Fainting on earth is unnerving enough; in the air, when medical treatment is minimally possible, when you’re asked whether you think they need to land the plane (which is a strange thing to ask someone who’s just fainted and whose systems are still coming back online), it’s pretty terrifying. Especially to someone who has lived her entire life trying not to inconvenience people, the idea of the pilot landing the plane because I fainted is too much to consider. I believe that should not be my call.
How I cope
Because the fear is both psychological and physical, I need a solution that addresses both of those prongs. Physically, to avoid the chance of my fainting as much as possible, I set myself up for optimal body balance in the air. This means being fully hydrated, having some salt with me (pretzels are a good salt food for me), making sure to get an aisle seat so I can get up, get my blood and air circulating, and get to the restroom as soon as possible to apply compresses that will prevent me from passing out. I also need to be wearing things that are stretchy but not too tight; leggings might work, but only if they’re not skin-tight, because tight clothing cuts off circulation and increases the chance that I’ll pass out. (See above discussion of airplane-wear for more understanding of why this is all challenging.)
For my anxiety, I engage in rituals that set me up for my best chances at calmness: this includes deliberate inhales-and-exhales to try to calm my nerves, as well as imagining that I’m on a bus. “I’m on a bus, I’m on a bus, I’m on a bus,” I repeat, trying to logic myself into not panicking. I wouldn’t be alarmed if a bus ran over bumps in the road, so why should I be alarmed when a plane hits some bumpy air? (Don’t answer that question, please.) I do whatever makes me feel calm, even if it costs money or calories. Pour one out for all the cheese plates that have given their lives to help calm me down—thank you all for your service, you are not forgotten.

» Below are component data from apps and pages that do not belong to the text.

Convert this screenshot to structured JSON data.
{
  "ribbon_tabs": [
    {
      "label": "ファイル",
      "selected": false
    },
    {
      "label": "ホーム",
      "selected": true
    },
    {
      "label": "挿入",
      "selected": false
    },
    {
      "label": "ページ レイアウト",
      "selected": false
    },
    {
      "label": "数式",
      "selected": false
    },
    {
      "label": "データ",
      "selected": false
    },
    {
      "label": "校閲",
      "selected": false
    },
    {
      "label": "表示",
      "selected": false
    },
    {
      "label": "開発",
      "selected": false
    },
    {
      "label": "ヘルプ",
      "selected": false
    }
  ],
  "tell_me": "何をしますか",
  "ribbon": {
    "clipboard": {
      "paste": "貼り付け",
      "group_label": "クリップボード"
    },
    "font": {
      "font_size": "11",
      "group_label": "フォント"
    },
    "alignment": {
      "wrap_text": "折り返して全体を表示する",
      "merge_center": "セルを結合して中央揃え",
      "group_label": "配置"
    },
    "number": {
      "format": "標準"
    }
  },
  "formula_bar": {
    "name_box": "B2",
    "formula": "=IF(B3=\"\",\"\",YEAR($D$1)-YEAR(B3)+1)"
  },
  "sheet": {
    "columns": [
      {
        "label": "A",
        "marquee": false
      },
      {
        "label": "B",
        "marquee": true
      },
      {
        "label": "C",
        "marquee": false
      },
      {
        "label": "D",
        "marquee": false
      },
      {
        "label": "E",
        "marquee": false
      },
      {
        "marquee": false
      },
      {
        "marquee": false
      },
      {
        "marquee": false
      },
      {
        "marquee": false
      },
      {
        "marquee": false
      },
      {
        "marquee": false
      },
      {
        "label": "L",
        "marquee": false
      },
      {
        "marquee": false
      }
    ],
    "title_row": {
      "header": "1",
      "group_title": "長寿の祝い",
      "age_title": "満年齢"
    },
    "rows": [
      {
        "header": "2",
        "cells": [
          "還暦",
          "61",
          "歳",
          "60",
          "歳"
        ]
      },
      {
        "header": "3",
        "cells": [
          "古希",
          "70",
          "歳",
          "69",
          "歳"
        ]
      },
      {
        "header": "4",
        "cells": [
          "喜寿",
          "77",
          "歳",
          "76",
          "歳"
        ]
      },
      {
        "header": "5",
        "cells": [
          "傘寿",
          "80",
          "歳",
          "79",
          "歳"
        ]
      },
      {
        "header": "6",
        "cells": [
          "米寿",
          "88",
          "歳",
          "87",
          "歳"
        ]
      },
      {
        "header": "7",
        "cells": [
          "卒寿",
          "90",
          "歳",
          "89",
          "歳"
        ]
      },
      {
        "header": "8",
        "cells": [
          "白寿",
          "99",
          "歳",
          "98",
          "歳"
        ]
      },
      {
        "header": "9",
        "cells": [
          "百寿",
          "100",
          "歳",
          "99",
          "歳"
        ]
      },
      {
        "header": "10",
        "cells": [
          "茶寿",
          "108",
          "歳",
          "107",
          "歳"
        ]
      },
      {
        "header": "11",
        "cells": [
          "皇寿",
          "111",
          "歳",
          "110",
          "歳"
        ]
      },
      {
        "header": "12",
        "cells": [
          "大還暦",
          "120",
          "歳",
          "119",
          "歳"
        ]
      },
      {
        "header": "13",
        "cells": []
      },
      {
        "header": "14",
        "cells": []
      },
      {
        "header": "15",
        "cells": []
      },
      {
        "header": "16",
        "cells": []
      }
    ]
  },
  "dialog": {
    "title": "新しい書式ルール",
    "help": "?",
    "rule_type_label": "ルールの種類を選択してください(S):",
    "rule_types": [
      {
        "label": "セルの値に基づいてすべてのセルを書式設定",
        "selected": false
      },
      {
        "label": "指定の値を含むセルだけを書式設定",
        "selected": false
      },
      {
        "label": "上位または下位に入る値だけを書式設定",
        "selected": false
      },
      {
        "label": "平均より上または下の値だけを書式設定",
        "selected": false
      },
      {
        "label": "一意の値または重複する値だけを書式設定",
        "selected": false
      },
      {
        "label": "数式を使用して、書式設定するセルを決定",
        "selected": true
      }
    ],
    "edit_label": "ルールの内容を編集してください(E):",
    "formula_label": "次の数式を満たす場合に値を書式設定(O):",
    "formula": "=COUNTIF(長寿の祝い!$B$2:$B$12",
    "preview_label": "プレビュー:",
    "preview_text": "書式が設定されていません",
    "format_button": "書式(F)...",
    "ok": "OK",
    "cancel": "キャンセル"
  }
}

As the #nostigma movement gains traction and popularity, I can add my own little level of self-acceptance. By being “out” about my fears and anxieties with friends and family, I can connect with others who have travel-related anxiety and crowdsource coping strategies.
I know that there are people out there so afraid to fly that they never go anywhere. I am grateful that my anxiety and fear is more manageable than that. Because even though every aspect of the process makes me anxious, I know the value of changing your scenery and my encounters with family and friends are what makes the journey worth the struggle.